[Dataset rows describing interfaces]
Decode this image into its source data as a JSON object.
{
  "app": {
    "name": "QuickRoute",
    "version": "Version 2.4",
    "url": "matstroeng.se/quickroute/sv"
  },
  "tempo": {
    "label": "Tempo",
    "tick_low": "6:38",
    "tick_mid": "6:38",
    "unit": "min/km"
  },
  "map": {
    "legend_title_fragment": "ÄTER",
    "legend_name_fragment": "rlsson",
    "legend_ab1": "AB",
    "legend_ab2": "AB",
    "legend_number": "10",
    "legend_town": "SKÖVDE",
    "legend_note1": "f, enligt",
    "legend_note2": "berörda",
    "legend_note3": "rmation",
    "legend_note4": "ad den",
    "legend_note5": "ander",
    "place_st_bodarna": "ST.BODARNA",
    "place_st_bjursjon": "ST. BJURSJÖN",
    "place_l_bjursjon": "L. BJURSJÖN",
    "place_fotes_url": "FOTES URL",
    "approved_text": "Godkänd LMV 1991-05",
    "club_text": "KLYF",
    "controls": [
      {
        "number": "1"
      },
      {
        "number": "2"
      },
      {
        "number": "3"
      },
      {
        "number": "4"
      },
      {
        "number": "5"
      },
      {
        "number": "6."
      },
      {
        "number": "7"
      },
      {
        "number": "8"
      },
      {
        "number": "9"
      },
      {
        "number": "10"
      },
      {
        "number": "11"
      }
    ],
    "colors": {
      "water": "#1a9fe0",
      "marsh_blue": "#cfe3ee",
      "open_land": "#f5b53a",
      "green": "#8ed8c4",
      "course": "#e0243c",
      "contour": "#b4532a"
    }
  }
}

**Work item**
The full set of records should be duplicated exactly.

**Answer space**
Decode this image into its source data as a JSON object.
{
  "app": {
    "name": "QuickRoute",
    "version": "Version 2.4",
    "url": "matstroeng.se/quickroute/sv"
  },
  "tempo": {
    "label": "Tempo",
    "tick_low": "6:38",
    "tick_mid": "6:38",
    "unit": "min/km"
  },
  "map": {
    "legend_title_fragment": "ÄTER",
    "legend_name_fragment": "rlsson",
    "legend_ab1": "AB",
    "legend_ab2": "AB",
    "legend_number": "10",
    "legend_town": "SKÖVDE",
    "legend_note1": "f, enligt",
    "legend_note2": "berörda",
    "legend_note3": "rmation",
    "legend_note4": "ad den",
    "legend_note5": "ander",
    "place_st_bodarna": "ST.BODARNA",
    "place_st_bjursjon": "ST. BJURSJÖN",
    "place_l_bjursjon": "L. BJURSJÖN",
    "place_fotes_url": "FOTES URL",
    "approved_text": "Godkänd LMV 1991-05",
    "club_text": "KLYF",
    "controls": [
      {
        "number": "1"
      },
      {
        "number": "2"
      },
      {
        "number": "3"
      },
      {
        "number": "4"
      },
      {
        "number": "5"
      },
      {
        "number": "6."
      },
      {
        "number": "7"
      },
      {
        "number": "8"
      },
      {
        "number": "9"
      },
      {
        "number": "10"
      },
      {
        "number": "11"
      }
    ],
    "colors": {
      "water": "#1a9fe0",
      "marsh_blue": "#cfe3ee",
      "open_land": "#f5b53a",
      "green": "#8ed8c4",
      "course": "#e0243c",
      "contour": "#b4532a"
    }
  }
}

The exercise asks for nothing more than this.